An example of this idea familiar to most would be State Quarters.  State Quarters can be collected by year; by year and mint mark; by year, state, and mint mark or by year, state, mint mark and condition. This choice is up to the collector. While such coins can easily be listed in a table or column format, such a luxury is not possible with Customized Postage due to the many known and unknown varieties that have been created.

The numbering system works as follows:  The first two letters refer to the vendor: ZA for Zazzle. Next is a number that specifies the basic design format that includes size and orientation. The next letter specifies the rate period; for example A is the 37 cent first class postage rate period. B is the 39 cent rate period. The next number specifies the characteristics of the stamp including printing variations that were made during a specific rate period. Following this is a letter representing the denomination as selected from a rate period table. 

A number such as ZA2A3a is used to describe a Zazzle stamp, 39 x 64 mm in size with portrait orientation created during the 39 cent rate period.  It is the third type listed in the catalog and has a denomination of 24 cents. Additional information can be added by expanding the number further.

The use of this system allows a collector to classify and create a catalog number for stamps in his collection. The system allows for the easy addition of new varieties without the need to revise the current listings. In addition, the number can be deconstructed as was done above.  The catalog also has a reverse lookup feature to speed the process.

Otto E. Bergman (AKA WGP), a well known author about personal postage, has been instrumental in proofing the data presented in the catalog. His knowledge and guidance during the catalog numbering has averted many pitfalls. Otto has extensive research and documentation of corporate history that has been acquired from public and private sources. Explanatory and informational links are being added to types in the manner he feels most appropriate.  He is also providing images of special stamps and full sheets from his own personal collection. This work had to wait until the basic catalog types had been determined.

Joann Lenz, author, researcher, collector and APS Director, has concentrated on the actual physical documentation of most new issues. From the very first day of PhotoStamps by stamps.com, Joann has purchased and used in the mails many of the major types provided by known and obscure vendors. Joann has extensive documentation regarding her purchases including scans of individual stamps as well as full sheets. She is also providing data, commentary and images to accompany the basic catalog type.
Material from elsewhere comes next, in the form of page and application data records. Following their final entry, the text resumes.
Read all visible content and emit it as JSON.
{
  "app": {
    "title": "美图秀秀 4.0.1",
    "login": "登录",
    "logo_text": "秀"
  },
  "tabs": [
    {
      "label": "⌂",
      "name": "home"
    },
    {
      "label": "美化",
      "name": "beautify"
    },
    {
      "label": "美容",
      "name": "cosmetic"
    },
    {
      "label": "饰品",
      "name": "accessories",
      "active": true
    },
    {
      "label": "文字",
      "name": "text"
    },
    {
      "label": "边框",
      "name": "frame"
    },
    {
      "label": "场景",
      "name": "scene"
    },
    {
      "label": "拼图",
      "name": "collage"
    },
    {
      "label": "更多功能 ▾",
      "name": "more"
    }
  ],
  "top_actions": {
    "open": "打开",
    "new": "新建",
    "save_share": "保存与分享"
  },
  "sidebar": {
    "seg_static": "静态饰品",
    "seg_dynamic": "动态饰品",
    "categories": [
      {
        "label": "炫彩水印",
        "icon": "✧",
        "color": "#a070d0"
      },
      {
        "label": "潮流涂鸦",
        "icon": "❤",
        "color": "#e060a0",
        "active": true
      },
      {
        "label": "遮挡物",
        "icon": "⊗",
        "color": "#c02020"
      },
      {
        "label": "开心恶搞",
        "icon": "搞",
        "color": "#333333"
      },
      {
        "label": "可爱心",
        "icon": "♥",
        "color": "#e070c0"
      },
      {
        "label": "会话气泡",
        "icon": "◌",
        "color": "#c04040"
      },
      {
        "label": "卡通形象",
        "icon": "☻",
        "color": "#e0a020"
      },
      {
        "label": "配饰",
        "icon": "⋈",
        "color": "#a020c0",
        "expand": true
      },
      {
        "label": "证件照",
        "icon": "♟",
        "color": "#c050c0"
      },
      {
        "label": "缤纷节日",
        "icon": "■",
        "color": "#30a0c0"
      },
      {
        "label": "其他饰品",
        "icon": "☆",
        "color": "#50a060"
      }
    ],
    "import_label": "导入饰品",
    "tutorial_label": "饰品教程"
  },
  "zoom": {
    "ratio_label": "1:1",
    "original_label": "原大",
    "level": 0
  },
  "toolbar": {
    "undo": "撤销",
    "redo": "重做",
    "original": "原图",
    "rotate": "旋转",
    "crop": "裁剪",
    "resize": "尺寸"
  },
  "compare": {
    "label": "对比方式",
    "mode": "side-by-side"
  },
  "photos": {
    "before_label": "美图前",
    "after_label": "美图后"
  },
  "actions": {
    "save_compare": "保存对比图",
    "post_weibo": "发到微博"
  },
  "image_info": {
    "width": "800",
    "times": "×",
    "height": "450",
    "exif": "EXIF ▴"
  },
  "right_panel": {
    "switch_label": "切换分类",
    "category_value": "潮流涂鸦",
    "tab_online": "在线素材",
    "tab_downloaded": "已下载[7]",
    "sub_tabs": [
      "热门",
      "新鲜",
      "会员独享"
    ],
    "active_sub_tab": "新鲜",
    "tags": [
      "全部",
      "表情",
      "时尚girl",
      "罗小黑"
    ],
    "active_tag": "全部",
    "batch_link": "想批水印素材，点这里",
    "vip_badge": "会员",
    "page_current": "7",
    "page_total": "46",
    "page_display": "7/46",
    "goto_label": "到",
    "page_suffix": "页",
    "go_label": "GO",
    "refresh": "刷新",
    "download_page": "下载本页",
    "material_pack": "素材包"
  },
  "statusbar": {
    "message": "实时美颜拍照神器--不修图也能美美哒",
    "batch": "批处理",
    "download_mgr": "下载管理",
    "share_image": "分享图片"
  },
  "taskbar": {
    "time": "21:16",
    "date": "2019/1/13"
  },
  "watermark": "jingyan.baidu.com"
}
The catalog is an ongoing project. Stamps produced by Pitney Bowes should be completed by the end of September 2010. A complete revision of the stamps.com listings will follow to bring them into compliance with the new listing format.